#### [What the exercise asks]
From the first line to the last, write out the records exactly, leaving the pictures behind.

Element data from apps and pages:
= = =

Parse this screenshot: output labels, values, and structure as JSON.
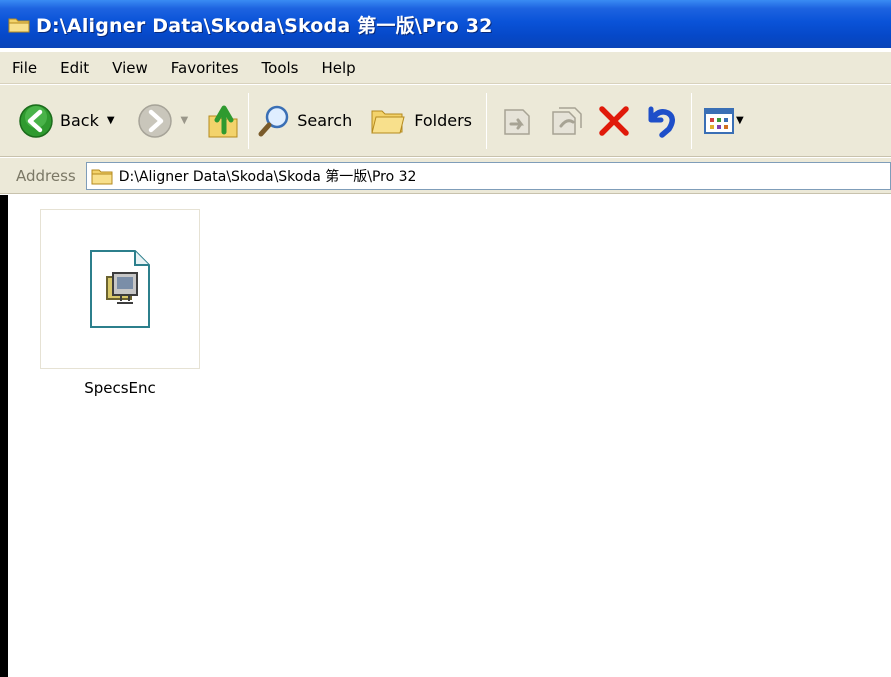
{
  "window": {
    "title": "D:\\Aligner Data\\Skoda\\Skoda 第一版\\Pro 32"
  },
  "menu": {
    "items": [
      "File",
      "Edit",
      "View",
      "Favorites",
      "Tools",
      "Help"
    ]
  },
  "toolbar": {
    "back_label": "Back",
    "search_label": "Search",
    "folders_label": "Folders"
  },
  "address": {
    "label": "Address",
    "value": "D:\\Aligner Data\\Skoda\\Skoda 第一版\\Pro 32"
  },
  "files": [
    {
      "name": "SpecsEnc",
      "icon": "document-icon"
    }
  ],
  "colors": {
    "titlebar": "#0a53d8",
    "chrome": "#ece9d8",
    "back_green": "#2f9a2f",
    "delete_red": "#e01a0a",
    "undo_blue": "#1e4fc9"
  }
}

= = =

#### [Exercise answer]
Parse this screenshot: output labels, values, and structure as JSON.
{
  "window": {
    "title": "D:\\Aligner Data\\Skoda\\Skoda 第一版\\Pro 32"
  },
  "menu": {
    "items": [
      "File",
      "Edit",
      "View",
      "Favorites",
      "Tools",
      "Help"
    ]
  },
  "toolbar": {
    "back_label": "Back",
    "search_label": "Search",
    "folders_label": "Folders"
  },
  "address": {
    "label": "Address",
    "value": "D:\\Aligner Data\\Skoda\\Skoda 第一版\\Pro 32"
  },
  "files": [
    {
      "name": "SpecsEnc",
      "icon": "document-icon"
    }
  ],
  "colors": {
    "titlebar": "#0a53d8",
    "chrome": "#ece9d8",
    "back_green": "#2f9a2f",
    "delete_red": "#e01a0a",
    "undo_blue": "#1e4fc9"
  }
}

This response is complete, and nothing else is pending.